A popsicle puzzle can be used for any sort of short-term research activity. Her example uses a short report on an animal, but you could also do this for geography (assign students their own state, country or location to research), or history (historical figures, ancient cultures, artifacts, events, etc), science (scientific discoveries, processes, etc), and almost anything else you can imagine.
I like this activity because it combines lots of good things: research, writing, technology (students have to type the information that appears on their puzzles, and find or illustrate a good picture), and hands-on/visual learning with creating and reconstructing the craft.
I also love her suggestion to have students mix up their sticks, place them in a labeled plastic baggy, and then rotate to one another's desk to reassemble others' puzzles and read the information on the back.
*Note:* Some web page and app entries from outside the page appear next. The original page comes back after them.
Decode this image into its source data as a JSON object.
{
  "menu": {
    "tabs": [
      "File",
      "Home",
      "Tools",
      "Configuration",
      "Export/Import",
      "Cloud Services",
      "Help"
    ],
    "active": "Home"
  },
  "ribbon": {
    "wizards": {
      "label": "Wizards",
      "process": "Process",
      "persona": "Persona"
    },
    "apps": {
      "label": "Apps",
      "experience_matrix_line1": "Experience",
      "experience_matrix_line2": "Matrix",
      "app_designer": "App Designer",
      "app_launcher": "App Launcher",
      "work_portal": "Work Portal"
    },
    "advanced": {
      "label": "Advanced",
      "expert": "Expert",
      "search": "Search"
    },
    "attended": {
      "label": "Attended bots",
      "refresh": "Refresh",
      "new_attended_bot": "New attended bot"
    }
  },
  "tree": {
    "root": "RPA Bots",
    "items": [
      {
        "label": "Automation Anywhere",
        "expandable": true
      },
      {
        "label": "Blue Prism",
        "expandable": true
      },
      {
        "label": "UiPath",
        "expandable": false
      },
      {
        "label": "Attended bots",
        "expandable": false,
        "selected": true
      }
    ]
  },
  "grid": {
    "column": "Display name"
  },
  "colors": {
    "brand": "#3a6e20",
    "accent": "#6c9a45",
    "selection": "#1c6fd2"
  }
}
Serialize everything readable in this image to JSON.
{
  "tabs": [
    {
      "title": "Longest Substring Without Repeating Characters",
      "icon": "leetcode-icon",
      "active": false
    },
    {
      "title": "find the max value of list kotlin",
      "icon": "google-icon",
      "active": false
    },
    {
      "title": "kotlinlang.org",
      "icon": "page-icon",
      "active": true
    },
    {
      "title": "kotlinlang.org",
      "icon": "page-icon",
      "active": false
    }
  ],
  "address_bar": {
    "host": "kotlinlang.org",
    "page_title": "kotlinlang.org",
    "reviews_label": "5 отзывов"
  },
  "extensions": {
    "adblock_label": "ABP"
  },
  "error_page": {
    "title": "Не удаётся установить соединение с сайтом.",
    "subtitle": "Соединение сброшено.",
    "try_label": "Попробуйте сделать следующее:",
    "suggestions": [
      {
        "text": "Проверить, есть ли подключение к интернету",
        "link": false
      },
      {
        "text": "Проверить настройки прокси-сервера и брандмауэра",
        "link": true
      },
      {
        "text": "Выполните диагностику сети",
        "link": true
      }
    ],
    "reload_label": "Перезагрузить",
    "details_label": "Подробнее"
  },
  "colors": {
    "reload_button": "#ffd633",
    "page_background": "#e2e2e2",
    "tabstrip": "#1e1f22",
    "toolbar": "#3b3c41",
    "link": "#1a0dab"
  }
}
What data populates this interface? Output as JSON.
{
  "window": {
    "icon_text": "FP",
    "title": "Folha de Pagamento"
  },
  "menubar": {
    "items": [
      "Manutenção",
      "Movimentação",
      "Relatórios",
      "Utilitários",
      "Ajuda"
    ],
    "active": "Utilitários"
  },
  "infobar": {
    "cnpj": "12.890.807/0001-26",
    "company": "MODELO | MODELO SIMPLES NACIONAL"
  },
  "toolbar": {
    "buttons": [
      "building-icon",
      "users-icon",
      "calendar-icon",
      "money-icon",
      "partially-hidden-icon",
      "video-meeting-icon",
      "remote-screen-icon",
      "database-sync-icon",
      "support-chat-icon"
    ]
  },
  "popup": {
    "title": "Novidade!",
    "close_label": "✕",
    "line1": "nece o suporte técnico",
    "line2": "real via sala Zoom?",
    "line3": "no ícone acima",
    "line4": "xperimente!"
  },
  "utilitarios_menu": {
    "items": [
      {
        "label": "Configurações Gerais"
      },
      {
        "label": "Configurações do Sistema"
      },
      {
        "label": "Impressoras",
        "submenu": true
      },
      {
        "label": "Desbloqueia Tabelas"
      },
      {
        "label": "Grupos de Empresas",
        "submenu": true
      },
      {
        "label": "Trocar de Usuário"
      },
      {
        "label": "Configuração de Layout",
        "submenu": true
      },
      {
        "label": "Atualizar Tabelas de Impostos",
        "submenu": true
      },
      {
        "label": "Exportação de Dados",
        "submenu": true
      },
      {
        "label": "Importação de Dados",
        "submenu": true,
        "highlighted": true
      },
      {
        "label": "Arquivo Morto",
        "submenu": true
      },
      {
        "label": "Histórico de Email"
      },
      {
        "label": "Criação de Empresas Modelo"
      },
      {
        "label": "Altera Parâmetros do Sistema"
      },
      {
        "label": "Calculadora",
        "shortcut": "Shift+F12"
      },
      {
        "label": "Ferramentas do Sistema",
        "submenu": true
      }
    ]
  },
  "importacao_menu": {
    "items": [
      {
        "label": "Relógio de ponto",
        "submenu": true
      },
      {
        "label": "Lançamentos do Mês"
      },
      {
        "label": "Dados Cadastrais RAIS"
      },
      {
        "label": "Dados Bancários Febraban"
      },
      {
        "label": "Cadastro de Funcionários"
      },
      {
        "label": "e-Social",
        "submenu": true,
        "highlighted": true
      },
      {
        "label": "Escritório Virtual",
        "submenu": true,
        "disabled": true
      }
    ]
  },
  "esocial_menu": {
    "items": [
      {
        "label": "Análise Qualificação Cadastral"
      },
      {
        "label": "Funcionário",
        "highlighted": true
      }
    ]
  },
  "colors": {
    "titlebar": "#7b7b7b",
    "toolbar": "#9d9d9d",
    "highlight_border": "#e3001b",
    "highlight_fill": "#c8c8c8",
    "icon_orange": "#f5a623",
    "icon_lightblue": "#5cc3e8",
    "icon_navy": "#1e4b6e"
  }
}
Have them jot down one or two interesting facts about each other's puzzles, or compose your own assessment activity.
Watch the example videos: